External Dimension of the EU Counter-Terrorism Policy
By Research Fellow Mr. Claudio Matera (co-editor and contributing author)
The threat posed by international terrorism has led to the development of a global EU Counter-Terrorism Strategy and has acted as a catalyst to constitutional and institutional reforms, as well as substantive innovations. In particular, it has triggered the development of the EU’s Area of Freedom, Security and Justice (AFSJ) and its external dimension, where counter terrorism initiatives have acquired a strategic importance. As a result of this, the EU has undertaken a range of actions, from the conclusion of sector-specific agreements and the adherence to international initiatives such as the Global Counter Terrorism Forum (GCTF), to the insertion of CT clauses in its traditional instruments of external action. The increasing importance of AFSJ agencies such as Europol and Eurojust as key actors in this area has been confirmed and the fight against terrorism has also become a pivotal element in the context of the EU’s foreign policy, enabling the EU to affirm itself as a global security actor. However, the development of EU Counter-terrorism policy and its acquis has been marked by a number of conflicts and tensions, notably pertaining to the rule of law, in its institutional and its substantive acceptations.

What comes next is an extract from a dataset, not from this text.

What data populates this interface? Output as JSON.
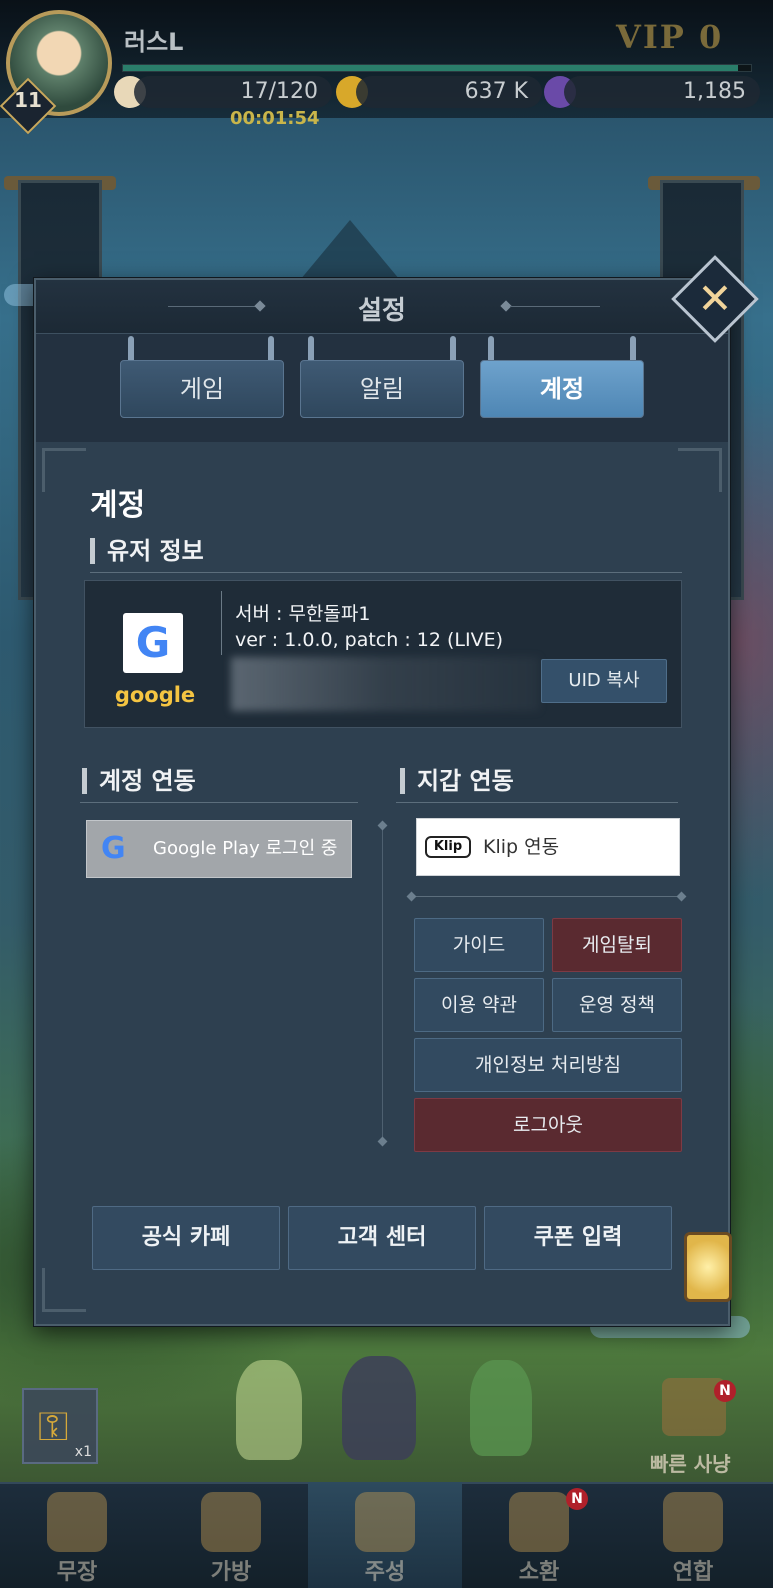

This special issue of the CLEER working paper series builds upon the presentations and discussions that took place at the homonymous conference held in Brussels on the 22 February 2013 which was organised by ICCT in cooperation with the Centre for the Law of EU External Relations (CLEER). It brings together leading scholars and practitioners reflecting on the ever-expanding grid of the EU’s global fight against terrorism. The collection of essays focus in particular on the external dimension pertaining to the EU’s Area of Freedom, Security and Justice (AFSJ) and its impact on counter terrorism law. While acknowledging the need for security in the Union, a main theme of the contributing authors in this volume is the EU’s need to get back to basics, to guarantee adequate protection of due process rights and to uphold the rule of law. It is against this backdrop that the papers set out to examine both the procedural and substantive legal implications of the EU’s counter-terrorism policy and to identify the key challenges for the future.
Read the Paper here.